Stretched out over a two and half acre lot, the rectangular building looked fairly ordinary and did not stand out in architectural style.


Because the inside had been updated, the lanes themselves did not conjure up nostalgia by any means.

The free-standing, vertically oriented neon sign was located at the front of the lot at 2580 El Camino Real, Redwood City, CA in a typical mid-century appealing decorative style.  Opened: 1960 Closed: 2011.
The sign found a new home at the Redwood City Car Wash, 215 El Camino about 2 miles down the road from it's original location.  Photo:

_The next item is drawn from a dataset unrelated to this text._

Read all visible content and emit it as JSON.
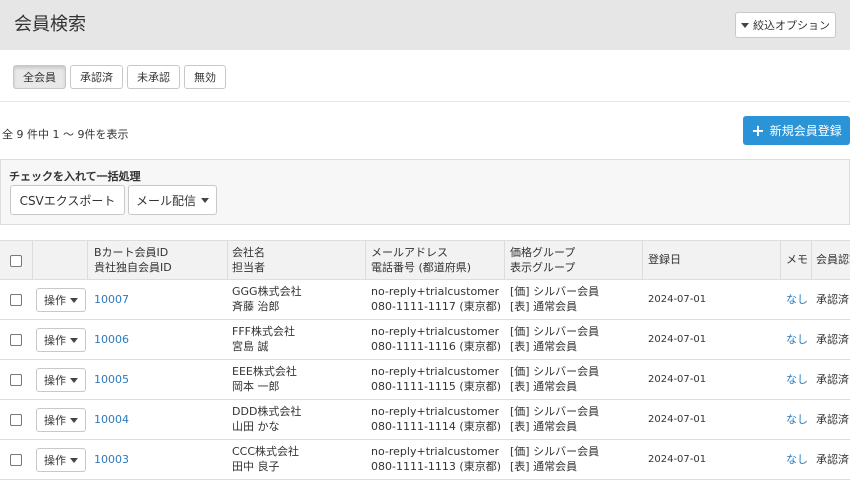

Although a bowling alley and a car wash couldn't be more different types of businesses, the wording on the sign has slowly evolved as the towering structure was refurbished.   Photo:  Bonnie Eslinger/Daily News

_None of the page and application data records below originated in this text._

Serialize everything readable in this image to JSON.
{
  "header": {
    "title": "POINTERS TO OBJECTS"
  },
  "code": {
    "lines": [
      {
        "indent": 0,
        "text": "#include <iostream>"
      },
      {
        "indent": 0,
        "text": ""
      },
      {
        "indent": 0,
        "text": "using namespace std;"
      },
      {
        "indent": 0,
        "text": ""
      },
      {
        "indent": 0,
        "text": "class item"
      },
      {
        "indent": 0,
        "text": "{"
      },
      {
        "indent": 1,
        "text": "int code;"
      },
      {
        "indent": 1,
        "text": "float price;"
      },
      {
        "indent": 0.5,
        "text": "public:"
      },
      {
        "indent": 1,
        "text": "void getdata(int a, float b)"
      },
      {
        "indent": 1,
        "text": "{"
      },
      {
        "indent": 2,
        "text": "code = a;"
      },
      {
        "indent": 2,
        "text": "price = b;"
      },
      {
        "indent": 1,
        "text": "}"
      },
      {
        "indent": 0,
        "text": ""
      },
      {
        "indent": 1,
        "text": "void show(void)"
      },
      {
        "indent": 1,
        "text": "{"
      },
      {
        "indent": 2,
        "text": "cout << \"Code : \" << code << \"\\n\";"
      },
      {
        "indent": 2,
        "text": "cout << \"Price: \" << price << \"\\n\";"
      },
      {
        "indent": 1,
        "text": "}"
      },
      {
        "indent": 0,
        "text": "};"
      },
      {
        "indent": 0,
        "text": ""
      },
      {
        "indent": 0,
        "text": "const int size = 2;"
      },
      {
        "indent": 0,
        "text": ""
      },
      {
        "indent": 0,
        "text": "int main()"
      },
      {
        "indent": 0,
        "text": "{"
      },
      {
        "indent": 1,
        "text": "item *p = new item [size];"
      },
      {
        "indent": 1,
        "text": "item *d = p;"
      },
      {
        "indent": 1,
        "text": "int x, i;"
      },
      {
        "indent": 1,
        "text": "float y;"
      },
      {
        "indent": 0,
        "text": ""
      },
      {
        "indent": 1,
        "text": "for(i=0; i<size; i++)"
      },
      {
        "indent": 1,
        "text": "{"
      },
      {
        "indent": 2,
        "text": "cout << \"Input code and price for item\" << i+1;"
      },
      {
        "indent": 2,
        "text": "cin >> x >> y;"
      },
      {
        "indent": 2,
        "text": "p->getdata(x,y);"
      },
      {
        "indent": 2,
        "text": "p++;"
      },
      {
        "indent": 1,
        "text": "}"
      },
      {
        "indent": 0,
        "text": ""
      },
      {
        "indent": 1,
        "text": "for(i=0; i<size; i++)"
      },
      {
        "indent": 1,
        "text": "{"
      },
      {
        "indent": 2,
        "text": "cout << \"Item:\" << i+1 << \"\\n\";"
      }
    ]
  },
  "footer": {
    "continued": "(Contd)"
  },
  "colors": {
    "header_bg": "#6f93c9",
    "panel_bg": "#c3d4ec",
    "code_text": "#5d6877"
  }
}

Mels Bowl in Alameda had a similar sign in 1964. Now Mels AMF South Shore Lanes. (Alameda High Yr. Book

So who is this Mel guy? You may ask.  He is Mel Weiss who owned three other bowling alleys designed by Goodwin Steinberg: Mels Palm Bowl in San Jose (built in 1957), Mels Southshore in Alameda (1960) and Saratoga Lanes in San Jose (1959).

Mel Weiss is better known as the co-founder of the famous Mels Drive-in chain.  He and Harold Dobbs built their first car hop eatery in San Francisco in 1947 and launched a large chain of similarly named Mels Drive-in restaurants in San Francisco and other large northern California cities.

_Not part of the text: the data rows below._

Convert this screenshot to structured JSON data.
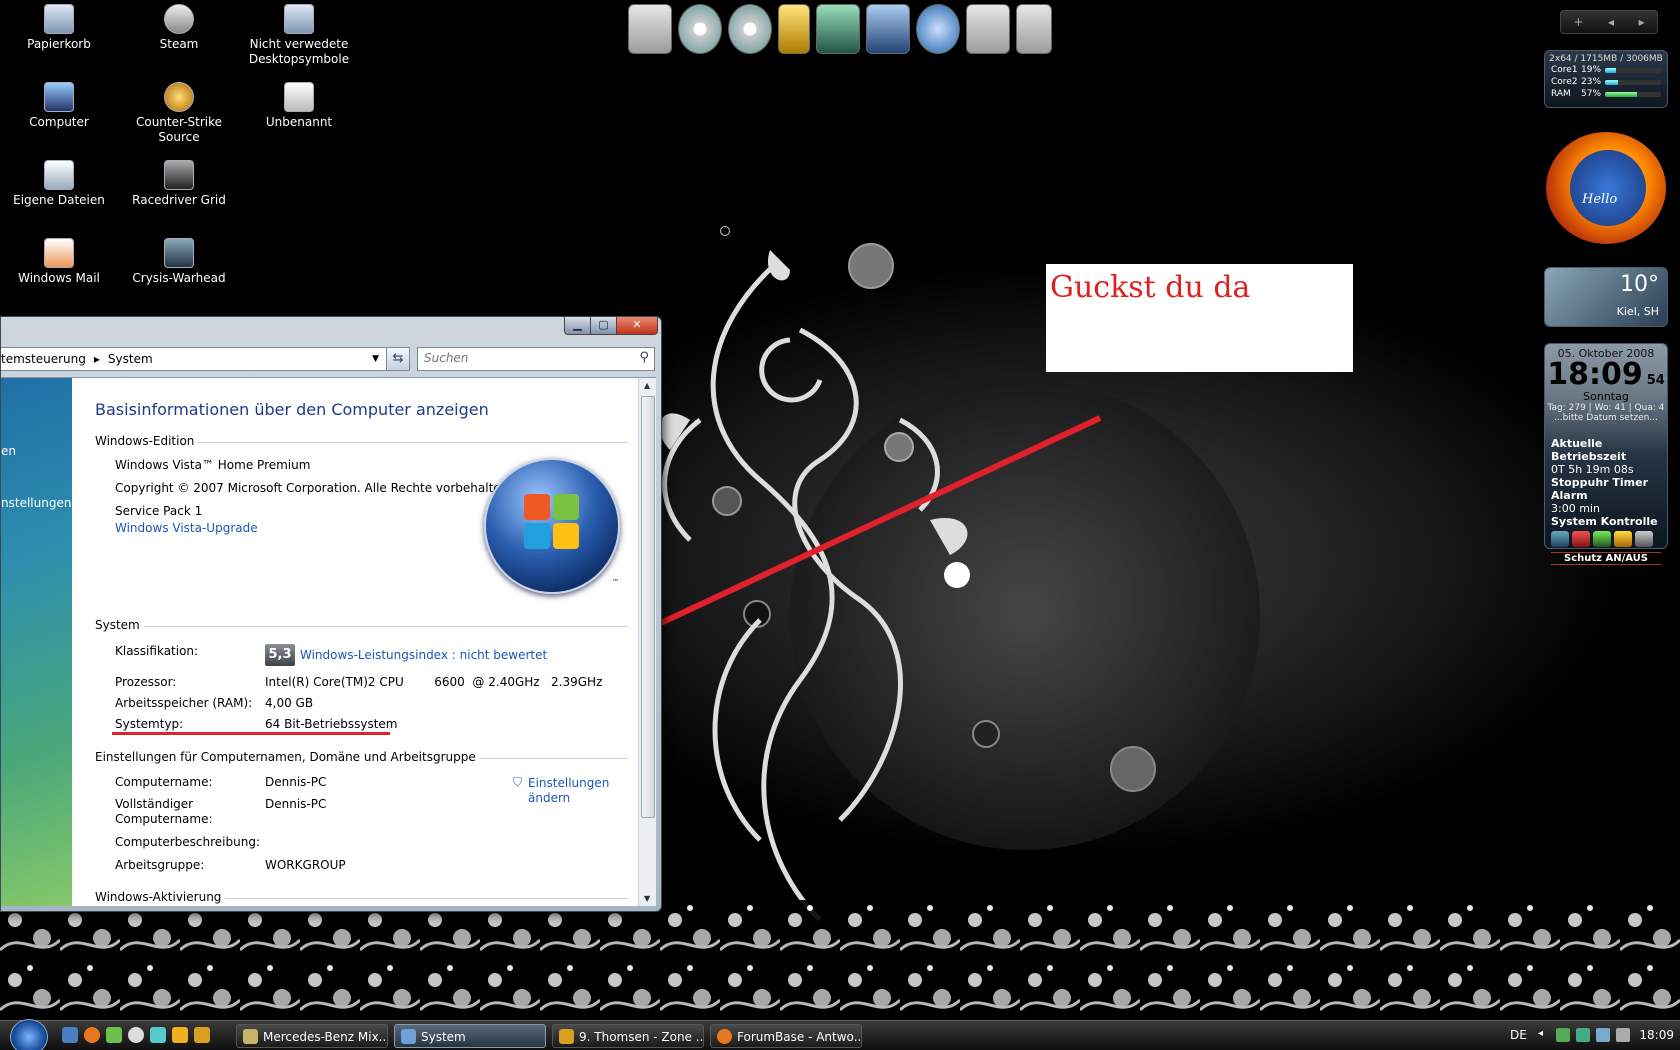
{
  "desktop_icons": [
    {
      "label": "Papierkorb",
      "icon": "recycle-bin-icon"
    },
    {
      "label": "Steam",
      "icon": "steam-icon"
    },
    {
      "label": "Nicht verwedete Desktopsymbole",
      "icon": "folder-icon"
    },
    {
      "label": "Computer",
      "icon": "computer-icon"
    },
    {
      "label": "Counter-Strike Source",
      "icon": "game-icon"
    },
    {
      "label": "Unbenannt",
      "icon": "window-icon"
    },
    {
      "label": "Eigene Dateien",
      "icon": "documents-icon"
    },
    {
      "label": "Racedriver Grid",
      "icon": "game-icon"
    },
    {
      "label": "Windows Mail",
      "icon": "mail-icon"
    },
    {
      "label": "Crysis-Warhead",
      "icon": "game-icon"
    }
  ],
  "annotation": {
    "text": "Guckst du da",
    "color": "#e02020"
  },
  "gadgets": {
    "meter": {
      "header": "2x64 / 1715MB / 3006MB",
      "rows": [
        {
          "label": "Core1",
          "pct": "19%",
          "value": 0.19
        },
        {
          "label": "Core2",
          "pct": "23%",
          "value": 0.23
        },
        {
          "label": "RAM",
          "pct": "57%",
          "value": 0.57
        }
      ]
    },
    "clock_brand": "Hello",
    "weather": {
      "temp": "10°",
      "city": "Kiel, SH"
    },
    "calendar": {
      "date": "05. Oktober 2008",
      "time": "18:09",
      "seconds": "54",
      "weekday": "Sonntag",
      "week_info": "Tag: 279 | Wo: 41 | Qua: 4",
      "note": "...bitte Datum setzen...",
      "uptime_label": "Aktuelle Betriebszeit",
      "uptime": "0T 5h 19m 08s",
      "timer_label": "Stoppuhr Timer Alarm",
      "timer": "3:00 min",
      "control_label": "System Kontrolle",
      "protect_label": "Schutz AN/AUS"
    }
  },
  "window": {
    "breadcrumb": [
      "temsteuerung",
      "System"
    ],
    "search_placeholder": "Suchen",
    "nav_items": [
      "en",
      "nstellungen"
    ],
    "title": "Basisinformationen über den Computer anzeigen",
    "edition": {
      "header": "Windows-Edition",
      "name": "Windows Vista™ Home Premium",
      "copyright": "Copyright © 2007 Microsoft Corporation. Alle Rechte vorbehalten.",
      "service_pack": "Service Pack 1",
      "upgrade_link": "Windows Vista-Upgrade"
    },
    "system": {
      "header": "System",
      "rating_label": "Klassifikation:",
      "rating_value": "5,3",
      "rating_link": "Windows-Leistungsindex : nicht bewertet",
      "cpu_label": "Prozessor:",
      "cpu_value": "Intel(R) Core(TM)2 CPU        6600  @ 2.40GHz   2.39GHz",
      "ram_label": "Arbeitsspeicher (RAM):",
      "ram_value": "4,00 GB",
      "type_label": "Systemtyp:",
      "type_value": "64 Bit-Betriebssystem"
    },
    "computer": {
      "header": "Einstellungen für Computernamen, Domäne und Arbeitsgruppe",
      "name_label": "Computername:",
      "name_value": "Dennis-PC",
      "full_label_1": "Vollständiger",
      "full_label_2": "Computername:",
      "full_value": "Dennis-PC",
      "desc_label": "Computerbeschreibung:",
      "group_label": "Arbeitsgruppe:",
      "group_value": "WORKGROUP",
      "change_link_1": "Einstellungen",
      "change_link_2": "ändern"
    },
    "activation_header": "Windows-Aktivierung"
  },
  "taskbar": {
    "tasks": [
      {
        "label": "Mercedes-Benz Mix...",
        "active": false
      },
      {
        "label": "System",
        "active": true
      },
      {
        "label": "9. Thomsen - Zone ...",
        "active": false
      },
      {
        "label": "ForumBase - Antwo...",
        "active": false
      }
    ],
    "language": "DE",
    "clock": "18:09"
  }
}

The first Mels drive-in to be built was located at 140 S. Van Ness San Francisco, CA. The grand opening was December 23, 1947.

The drive-in chain's popularity held sway for a little over 20 years before it started to lose its appeal due to the competition of quickly emerging fast food restaurants such as McDonalds, Jack in the Box, Burger King and others.  Ironically, by 1976, the first Mels built was the last to be demolished.

The 140 S. Van Ness Ave. location had a huge parking lot in front for drive-in service and another parking lot in the back for Mels Grille Room which provided a little fancier experience with valet parking, candlelight dinners and a cocktail bar.  This drive-in is probably the most famous Mels location as it was featured in the nostalgic George Lucas classic, American Graffiti (1973).  

Mel Weiss' son, Steven Weiss grew up parking cars at Mels and later managing one of the chain's locations.  With the business still in his blood, Steven Weiss and partner Donald Wagstaff opened a popular reproduction of Mels in 1985. There are now four in San Francisco and three in the Los Angles area with another location to open soon in Santa Monica.

A plaque has been set up to honor the nostalgic sign. 

  • California Signs page 15. Roadside website:
  • Clifford, Jim.  Mels Bowl, a Trip Down Memory Lane. July 8, 2011.  Redwood City Patch website.
  • David, Heather. Mels Bowl Redwood City.  [Photo].
  • Mels Bowl. Draft Historic Resource Evaluation April 15, 2011. Appendix E
  • Mels Bowl Sign. [Photo] website:
  • Tale of two Signs. August 30, 2013. Walking Redwood City website: 
  • Williams, Dave.   Why I Stopped Watching Football Part 2 (June 8, 2017) California Bowling website: